* _WORK INSTRUCTION_:
All of the data should be copied exactly, with the pictures left out.

* _INFORMATION PROVIDED_:
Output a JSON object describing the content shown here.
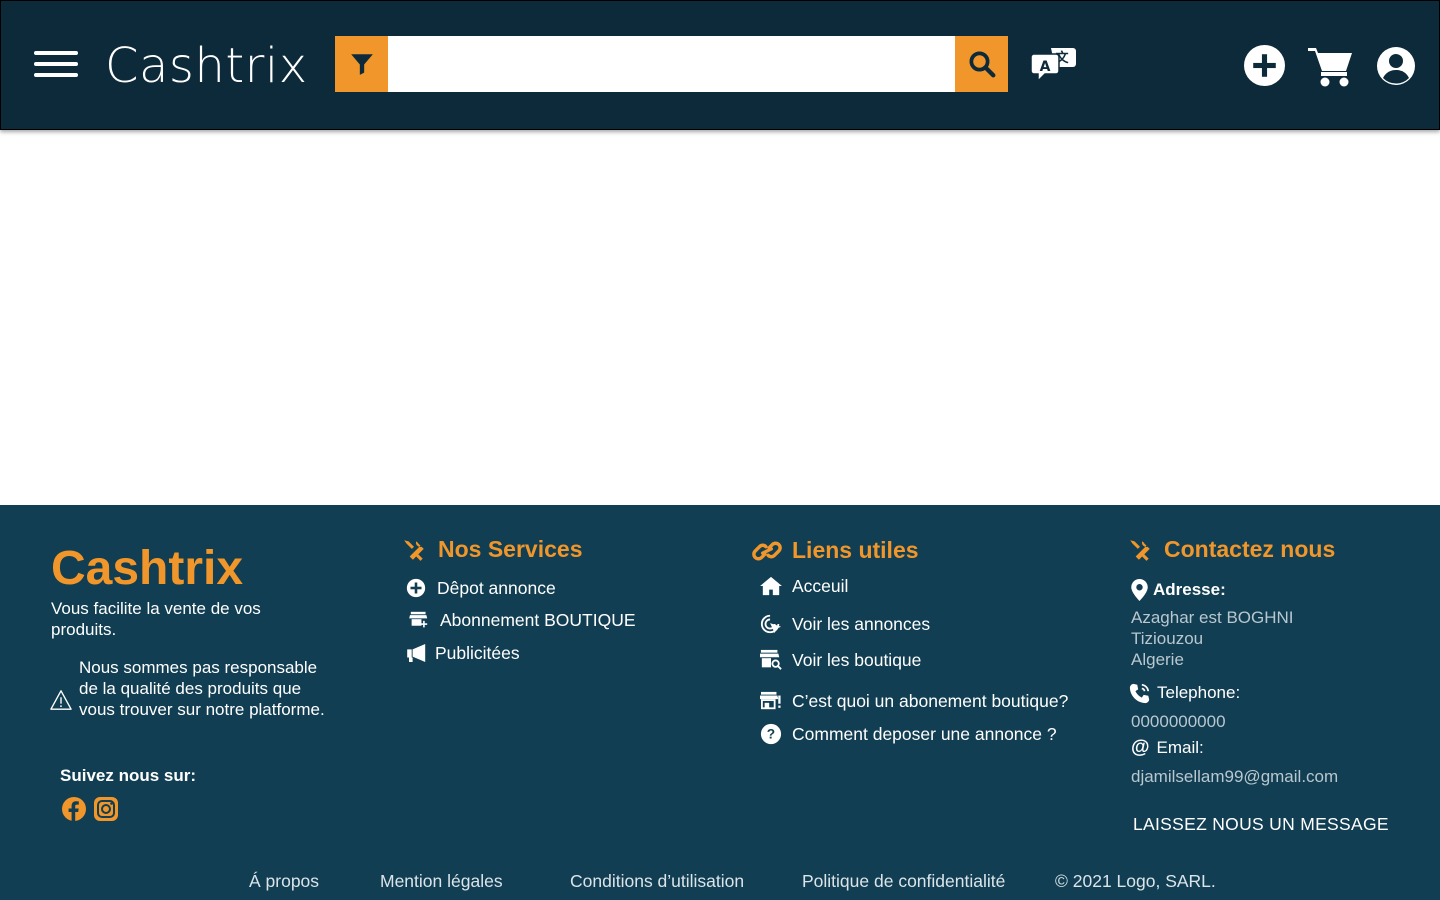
{
  "header": {
    "brand": "Cashtrix",
    "search_placeholder": "",
    "search_value": ""
  },
  "footer": {
    "brand": "Cashtrix",
    "tagline": "Vous facilite la vente de vos produits.",
    "warning": "Nous sommes pas responsable de la qualité des produits que vous trouver sur notre platforme.",
    "follow_label": "Suivez nous sur:",
    "services": {
      "title": "Nos Services",
      "items": [
        "Dêpot annonce",
        "Abonnement BOUTIQUE",
        "Publicitées"
      ]
    },
    "links": {
      "title": "Liens utiles",
      "items": [
        "Acceuil",
        "Voir les annonces",
        "Voir les boutique",
        "C’est quoi un abonement boutique?",
        "Comment deposer une annonce ?"
      ]
    },
    "contact": {
      "title": "Contactez nous",
      "address_label": "Adresse:",
      "address_lines": [
        "Azaghar est BOGHNI",
        "Tiziouzou",
        "Algerie"
      ],
      "phone_label": "Telephone:",
      "phone": "0000000000",
      "email_label": "Email:",
      "email": "djamilsellam99@gmail.com",
      "cta": "LAISSEZ NOUS UN MESSAGE"
    },
    "bottom": {
      "links": [
        "Á propos",
        "Mention légales",
        "Conditions d’utilisation",
        "Politique de confidentialité"
      ],
      "copyright": "© 2021 Logo, SARL."
    }
  },
  "colors": {
    "header_bg": "#0d2a3a",
    "footer_bg": "#113e52",
    "accent": "#f0962a"
  },
  "icons": [
    "menu-icon",
    "filter-icon",
    "search-icon",
    "translate-icon",
    "add-circle-icon",
    "cart-icon",
    "user-account-icon",
    "tools-icon",
    "link-icon",
    "warning-icon",
    "facebook-icon",
    "instagram-icon",
    "location-pin-icon",
    "phone-icon",
    "at-icon"
  ]
}
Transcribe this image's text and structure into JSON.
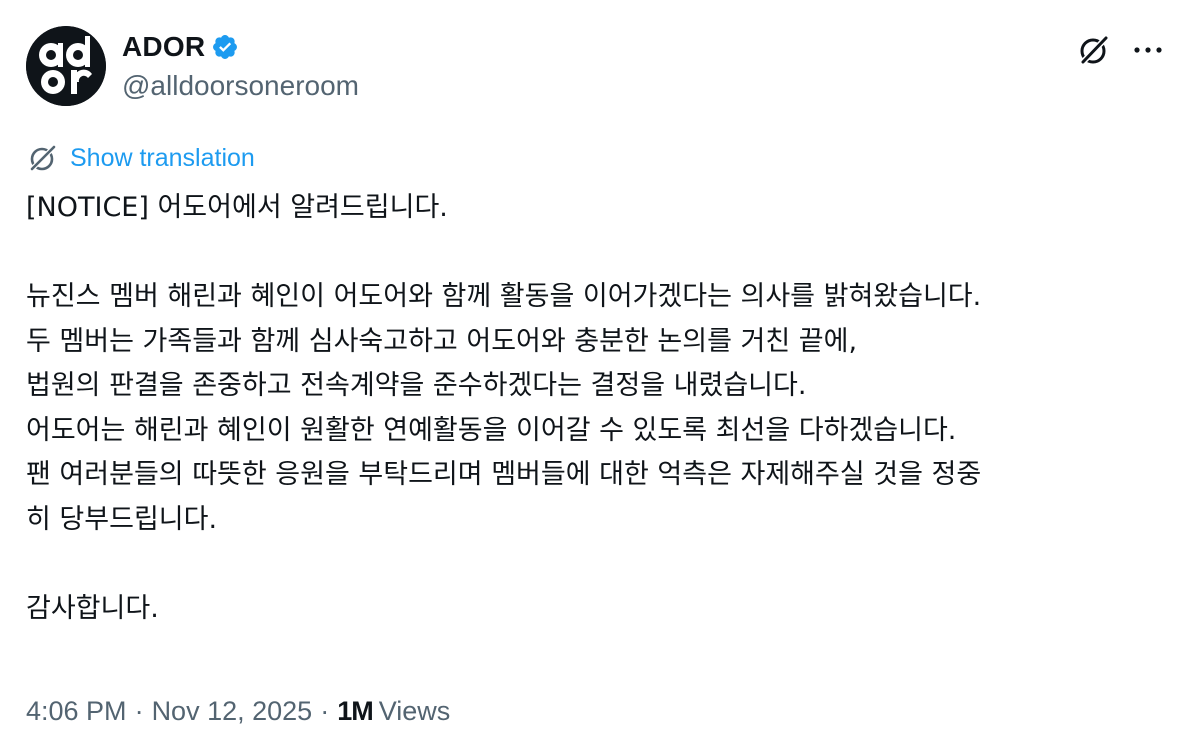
{
  "author": {
    "display_name": "ADOR",
    "handle": "@alldoorsoneroom",
    "avatar_text": "ador",
    "verified": true,
    "verified_color": "#1d9bf0"
  },
  "actions": {
    "grok_icon": "grok-icon",
    "more_icon": "more-icon"
  },
  "translate": {
    "label": "Show translation",
    "icon": "translate-icon",
    "color": "#1d9bf0"
  },
  "post": {
    "lines": [
      "[NOTICE] 어도어에서 알려드립니다.",
      "",
      "뉴진스 멤버 해린과 혜인이 어도어와 함께 활동을 이어가겠다는 의사를 밝혀왔습니다.",
      "두 멤버는 가족들과 함께 심사숙고하고 어도어와 충분한 논의를 거친 끝에,",
      "법원의 판결을 존중하고 전속계약을 준수하겠다는 결정을 내렸습니다.",
      "어도어는 해린과 혜인이 원활한 연예활동을 이어갈 수 있도록 최선을 다하겠습니다.",
      "팬 여러분들의 따뜻한 응원을 부탁드리며 멤버들에 대한 억측은 자제해주실 것을 정중",
      "히 당부드립니다.",
      "",
      "감사합니다."
    ]
  },
  "meta": {
    "time": "4:06 PM",
    "separator": "·",
    "date": "Nov 12, 2025",
    "views_count": "1M",
    "views_label": "Views"
  }
}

* _FINISHED TASK_:
Output a JSON object describing the content shown here.
{
  "header": {
    "brand": "Cashtrix",
    "search_placeholder": "",
    "search_value": ""
  },
  "footer": {
    "brand": "Cashtrix",
    "tagline": "Vous facilite la vente de vos produits.",
    "warning": "Nous sommes pas responsable de la qualité des produits que vous trouver sur notre platforme.",
    "follow_label": "Suivez nous sur:",
    "services": {
      "title": "Nos Services",
      "items": [
        "Dêpot annonce",
        "Abonnement BOUTIQUE",
        "Publicitées"
      ]
    },
    "links": {
      "title": "Liens utiles",
      "items": [
        "Acceuil",
        "Voir les annonces",
        "Voir les boutique",
        "C’est quoi un abonement boutique?",
        "Comment deposer une annonce ?"
      ]
    },
    "contact": {
      "title": "Contactez nous",
      "address_label": "Adresse:",
      "address_lines": [
        "Azaghar est BOGHNI",
        "Tiziouzou",
        "Algerie"
      ],
      "phone_label": "Telephone:",
      "phone": "0000000000",
      "email_label": "Email:",
      "email": "djamilsellam99@gmail.com",
      "cta": "LAISSEZ NOUS UN MESSAGE"
    },
    "bottom": {
      "links": [
        "Á propos",
        "Mention légales",
        "Conditions d’utilisation",
        "Politique de confidentialité"
      ],
      "copyright": "© 2021 Logo, SARL."
    }
  },
  "colors": {
    "header_bg": "#0d2a3a",
    "footer_bg": "#113e52",
    "accent": "#f0962a"
  },
  "icons": [
    "menu-icon",
    "filter-icon",
    "search-icon",
    "translate-icon",
    "add-circle-icon",
    "cart-icon",
    "user-account-icon",
    "tools-icon",
    "link-icon",
    "warning-icon",
    "facebook-icon",
    "instagram-icon",
    "location-pin-icon",
    "phone-icon",
    "at-icon"
  ]
}
Transcribe this image's text and structure into JSON.
{
  "author": {
    "display_name": "ADOR",
    "handle": "@alldoorsoneroom",
    "avatar_text": "ador",
    "verified": true,
    "verified_color": "#1d9bf0"
  },
  "actions": {
    "grok_icon": "grok-icon",
    "more_icon": "more-icon"
  },
  "translate": {
    "label": "Show translation",
    "icon": "translate-icon",
    "color": "#1d9bf0"
  },
  "post": {
    "lines": [
      "[NOTICE] 어도어에서 알려드립니다.",
      "",
      "뉴진스 멤버 해린과 혜인이 어도어와 함께 활동을 이어가겠다는 의사를 밝혀왔습니다.",
      "두 멤버는 가족들과 함께 심사숙고하고 어도어와 충분한 논의를 거친 끝에,",
      "법원의 판결을 존중하고 전속계약을 준수하겠다는 결정을 내렸습니다.",
      "어도어는 해린과 혜인이 원활한 연예활동을 이어갈 수 있도록 최선을 다하겠습니다.",
      "팬 여러분들의 따뜻한 응원을 부탁드리며 멤버들에 대한 억측은 자제해주실 것을 정중",
      "히 당부드립니다.",
      "",
      "감사합니다."
    ]
  },
  "meta": {
    "time": "4:06 PM",
    "separator": "·",
    "date": "Nov 12, 2025",
    "views_count": "1M",
    "views_label": "Views"
  }
}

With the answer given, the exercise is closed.